### WORK INSTRUCTIONS
In the entries below, identify every line with the string "screenshot" and copy it.

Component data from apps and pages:
#####
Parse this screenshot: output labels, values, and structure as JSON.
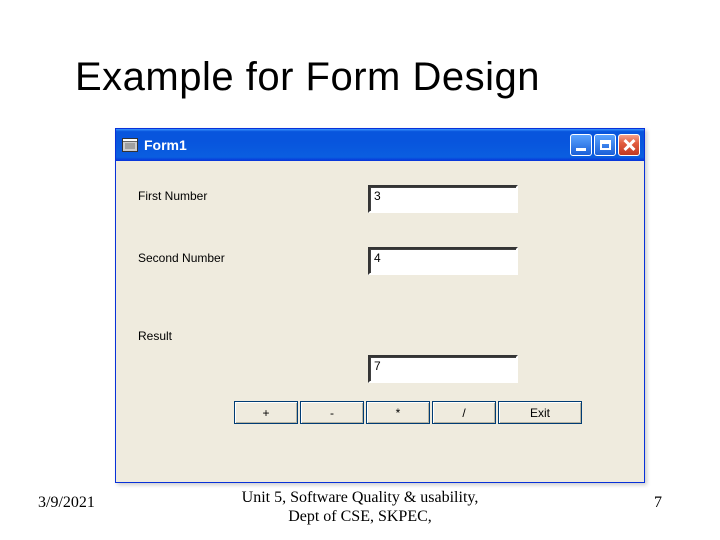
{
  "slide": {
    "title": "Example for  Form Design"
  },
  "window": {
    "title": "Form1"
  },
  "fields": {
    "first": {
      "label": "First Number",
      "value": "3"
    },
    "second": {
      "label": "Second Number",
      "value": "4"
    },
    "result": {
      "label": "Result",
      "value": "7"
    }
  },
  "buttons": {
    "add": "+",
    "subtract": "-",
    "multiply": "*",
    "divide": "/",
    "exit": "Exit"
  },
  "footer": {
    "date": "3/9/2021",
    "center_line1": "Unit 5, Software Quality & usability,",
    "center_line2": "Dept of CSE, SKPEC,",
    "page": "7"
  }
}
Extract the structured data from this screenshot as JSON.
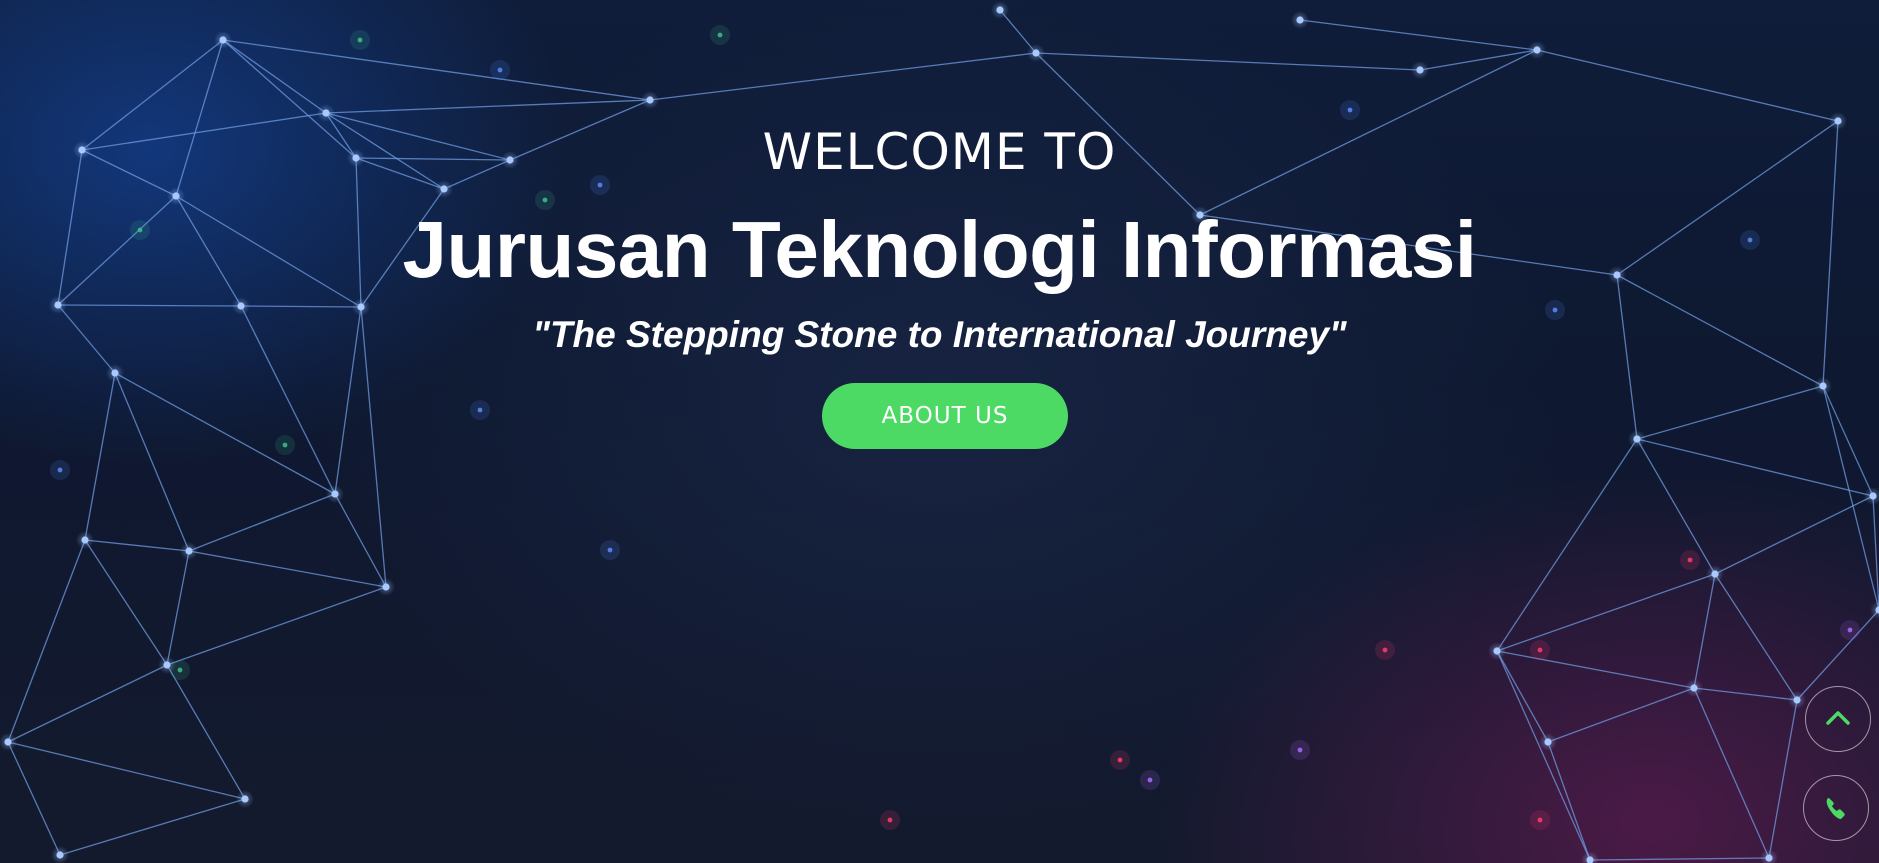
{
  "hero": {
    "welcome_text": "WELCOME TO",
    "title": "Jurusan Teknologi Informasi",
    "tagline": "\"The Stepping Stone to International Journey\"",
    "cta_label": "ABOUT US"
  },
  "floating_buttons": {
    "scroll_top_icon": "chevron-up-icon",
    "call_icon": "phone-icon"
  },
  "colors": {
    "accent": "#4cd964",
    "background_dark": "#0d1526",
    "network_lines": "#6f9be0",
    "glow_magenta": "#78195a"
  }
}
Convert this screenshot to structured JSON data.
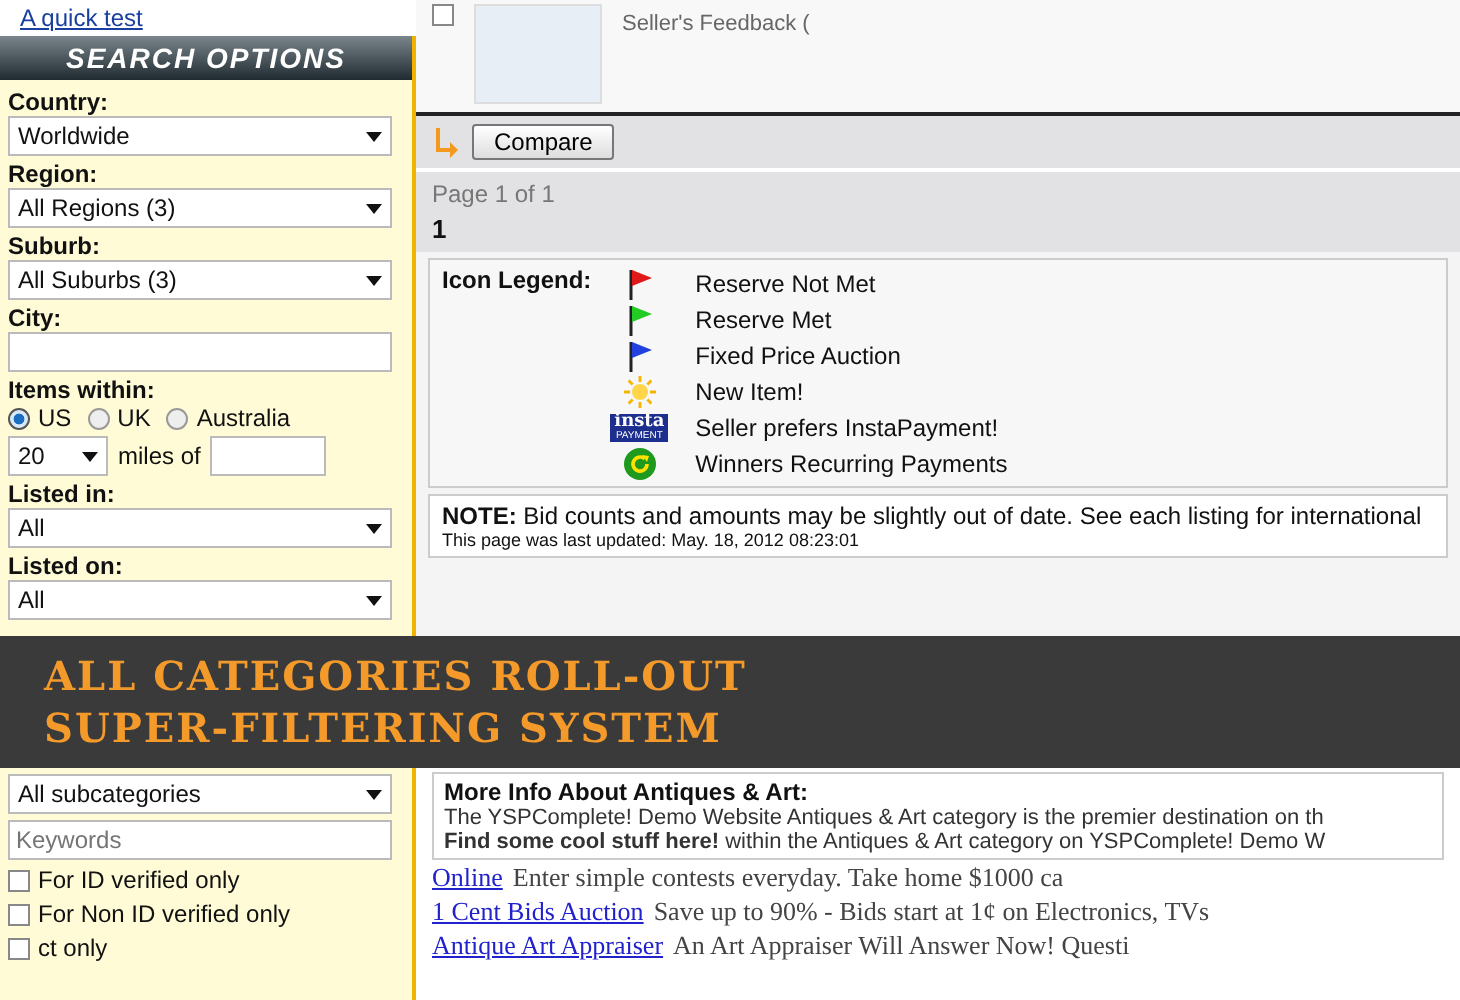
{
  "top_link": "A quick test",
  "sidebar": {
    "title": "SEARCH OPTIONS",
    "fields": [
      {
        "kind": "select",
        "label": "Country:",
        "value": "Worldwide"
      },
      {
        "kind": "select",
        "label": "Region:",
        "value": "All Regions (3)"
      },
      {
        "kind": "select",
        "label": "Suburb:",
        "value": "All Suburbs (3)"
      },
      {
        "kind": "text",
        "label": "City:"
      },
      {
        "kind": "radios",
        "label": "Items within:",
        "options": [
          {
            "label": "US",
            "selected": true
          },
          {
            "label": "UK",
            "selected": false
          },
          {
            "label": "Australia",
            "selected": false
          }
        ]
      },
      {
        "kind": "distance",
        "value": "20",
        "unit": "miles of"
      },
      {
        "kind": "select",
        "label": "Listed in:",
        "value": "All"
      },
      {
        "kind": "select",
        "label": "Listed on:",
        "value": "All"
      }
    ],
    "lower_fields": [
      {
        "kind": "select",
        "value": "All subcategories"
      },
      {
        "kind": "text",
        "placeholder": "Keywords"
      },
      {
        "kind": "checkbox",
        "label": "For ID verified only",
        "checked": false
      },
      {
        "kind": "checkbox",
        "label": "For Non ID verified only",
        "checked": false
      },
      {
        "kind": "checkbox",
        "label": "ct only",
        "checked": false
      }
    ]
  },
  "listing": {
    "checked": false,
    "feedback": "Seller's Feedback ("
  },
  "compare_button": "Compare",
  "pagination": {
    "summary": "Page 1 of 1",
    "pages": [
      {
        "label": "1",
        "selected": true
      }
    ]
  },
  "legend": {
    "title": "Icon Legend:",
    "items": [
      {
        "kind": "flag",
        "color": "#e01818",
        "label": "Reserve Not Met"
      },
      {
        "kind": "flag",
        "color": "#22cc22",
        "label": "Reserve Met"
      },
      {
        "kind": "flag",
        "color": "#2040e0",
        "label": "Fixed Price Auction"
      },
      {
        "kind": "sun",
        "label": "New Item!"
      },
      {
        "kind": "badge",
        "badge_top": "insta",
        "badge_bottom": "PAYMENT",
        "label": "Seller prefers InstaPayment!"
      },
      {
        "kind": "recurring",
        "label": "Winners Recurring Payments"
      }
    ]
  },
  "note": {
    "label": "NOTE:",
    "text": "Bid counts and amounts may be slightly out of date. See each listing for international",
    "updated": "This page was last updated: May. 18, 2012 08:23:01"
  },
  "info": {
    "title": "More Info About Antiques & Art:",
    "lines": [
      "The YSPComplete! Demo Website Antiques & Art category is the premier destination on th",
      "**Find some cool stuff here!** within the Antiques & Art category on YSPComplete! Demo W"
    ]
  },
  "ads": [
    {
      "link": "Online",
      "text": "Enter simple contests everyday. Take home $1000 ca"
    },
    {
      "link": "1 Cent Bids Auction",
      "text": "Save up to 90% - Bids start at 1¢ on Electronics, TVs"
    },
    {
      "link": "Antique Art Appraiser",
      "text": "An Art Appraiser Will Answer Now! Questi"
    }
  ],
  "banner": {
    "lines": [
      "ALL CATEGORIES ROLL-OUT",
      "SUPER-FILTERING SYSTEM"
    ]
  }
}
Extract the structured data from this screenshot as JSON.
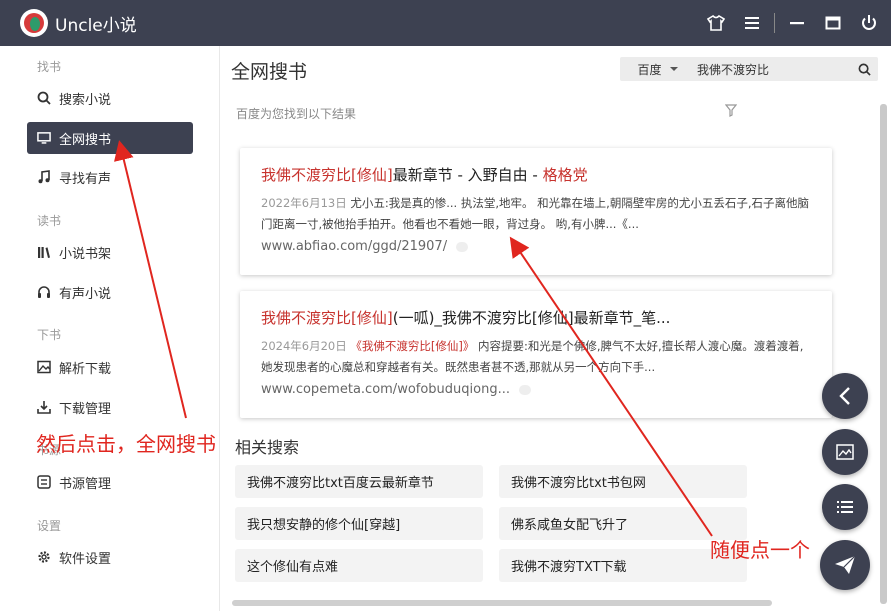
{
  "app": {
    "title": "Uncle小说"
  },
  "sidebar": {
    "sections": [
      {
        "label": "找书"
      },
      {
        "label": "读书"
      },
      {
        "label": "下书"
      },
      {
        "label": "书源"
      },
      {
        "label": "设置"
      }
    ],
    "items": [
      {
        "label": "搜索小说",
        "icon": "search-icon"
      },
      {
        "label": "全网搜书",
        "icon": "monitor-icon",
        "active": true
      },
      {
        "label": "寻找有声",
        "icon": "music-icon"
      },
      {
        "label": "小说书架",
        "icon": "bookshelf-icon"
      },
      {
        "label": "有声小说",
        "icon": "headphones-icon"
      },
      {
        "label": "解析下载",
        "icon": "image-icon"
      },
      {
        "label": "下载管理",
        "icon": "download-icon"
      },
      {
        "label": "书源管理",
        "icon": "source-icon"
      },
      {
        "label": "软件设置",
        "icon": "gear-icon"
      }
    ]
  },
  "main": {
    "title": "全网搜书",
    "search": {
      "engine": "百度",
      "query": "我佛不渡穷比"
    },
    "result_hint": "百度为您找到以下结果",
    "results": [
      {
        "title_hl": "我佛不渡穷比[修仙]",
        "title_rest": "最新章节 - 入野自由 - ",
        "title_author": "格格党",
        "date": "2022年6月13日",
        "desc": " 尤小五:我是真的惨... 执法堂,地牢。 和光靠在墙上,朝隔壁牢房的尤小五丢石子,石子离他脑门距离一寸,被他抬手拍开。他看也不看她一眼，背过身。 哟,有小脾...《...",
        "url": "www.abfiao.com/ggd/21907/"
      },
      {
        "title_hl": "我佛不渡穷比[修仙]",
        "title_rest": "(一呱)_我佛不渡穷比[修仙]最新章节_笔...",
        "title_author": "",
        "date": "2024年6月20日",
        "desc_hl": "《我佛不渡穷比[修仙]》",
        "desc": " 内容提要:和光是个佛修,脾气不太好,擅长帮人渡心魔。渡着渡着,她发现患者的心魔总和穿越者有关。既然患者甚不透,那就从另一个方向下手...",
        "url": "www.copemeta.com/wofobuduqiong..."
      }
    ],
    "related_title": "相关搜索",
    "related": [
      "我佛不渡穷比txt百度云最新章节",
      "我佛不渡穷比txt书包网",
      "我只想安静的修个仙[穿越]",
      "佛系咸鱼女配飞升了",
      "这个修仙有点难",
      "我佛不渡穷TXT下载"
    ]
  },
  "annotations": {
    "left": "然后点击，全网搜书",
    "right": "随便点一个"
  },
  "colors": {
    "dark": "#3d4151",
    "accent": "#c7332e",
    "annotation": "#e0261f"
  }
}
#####
### REPLY TO THE EXERCISE
Parse this screenshot: output labels, values, and structure as JSON.
Extract the structured data from this screenshot as JSON.
Convert this screenshot to structured JSON data.
Extract the structured data from this screenshot as JSON.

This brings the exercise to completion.